Gaming Rhetoric and the Complicated Story of Local Identity
Chapter in Beyond Zero-Sum Environmentalism 91-109 (Krakoff, Powers, and Rosenbloom, eds.) (ELI 2019).
19 Pages Posted: 23 May 2019 Last revised: 6 Jun 2019
Date Written: May 13, 2019
This chapter suggests that local communities do not frame or view decisions or the decision-making process through the lens of zero-sum games. In order to have a zero-sum game, there needs to be at least two distinct interests competing over the same scarce resource, typically pitted against each other, such as the economy and environment. While zero-sum games are often used to describe local conflicts (for example, bike lanes versus on-street surface parking), we believe there is far more at work in local governance. Zero-sum game explanations of local land use disputes dismiss and fail to account for the important connections communities have with the land and how those connections help form local decision-making and identity.

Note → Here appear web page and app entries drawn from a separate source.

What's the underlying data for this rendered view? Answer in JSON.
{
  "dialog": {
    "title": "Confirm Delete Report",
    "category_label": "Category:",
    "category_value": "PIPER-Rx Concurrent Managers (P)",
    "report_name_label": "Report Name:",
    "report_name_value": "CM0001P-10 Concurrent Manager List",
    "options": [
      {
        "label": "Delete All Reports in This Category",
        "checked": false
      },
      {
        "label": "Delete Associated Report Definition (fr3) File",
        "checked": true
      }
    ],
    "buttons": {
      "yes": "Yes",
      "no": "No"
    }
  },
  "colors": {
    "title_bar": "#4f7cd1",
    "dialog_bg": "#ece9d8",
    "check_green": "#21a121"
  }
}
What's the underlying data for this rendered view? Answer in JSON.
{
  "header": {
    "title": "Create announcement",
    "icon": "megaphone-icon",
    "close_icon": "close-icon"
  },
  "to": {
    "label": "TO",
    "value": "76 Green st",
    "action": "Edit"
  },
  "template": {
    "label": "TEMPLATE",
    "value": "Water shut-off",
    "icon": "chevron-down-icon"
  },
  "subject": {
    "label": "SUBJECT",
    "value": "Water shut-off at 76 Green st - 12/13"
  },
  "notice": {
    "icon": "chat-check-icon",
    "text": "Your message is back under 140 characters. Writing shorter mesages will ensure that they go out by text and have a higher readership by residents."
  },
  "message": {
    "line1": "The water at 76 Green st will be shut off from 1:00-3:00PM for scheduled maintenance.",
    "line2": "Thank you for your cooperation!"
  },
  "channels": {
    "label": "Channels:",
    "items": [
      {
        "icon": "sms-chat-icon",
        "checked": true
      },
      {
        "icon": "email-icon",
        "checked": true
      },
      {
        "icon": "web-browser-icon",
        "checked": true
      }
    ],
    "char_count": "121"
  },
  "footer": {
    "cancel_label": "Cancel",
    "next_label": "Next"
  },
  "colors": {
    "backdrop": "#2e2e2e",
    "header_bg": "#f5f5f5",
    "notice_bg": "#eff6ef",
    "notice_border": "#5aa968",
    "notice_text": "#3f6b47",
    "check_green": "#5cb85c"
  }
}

Keywords: local governments, land use, environment
Suggested Citation: Suggested Citation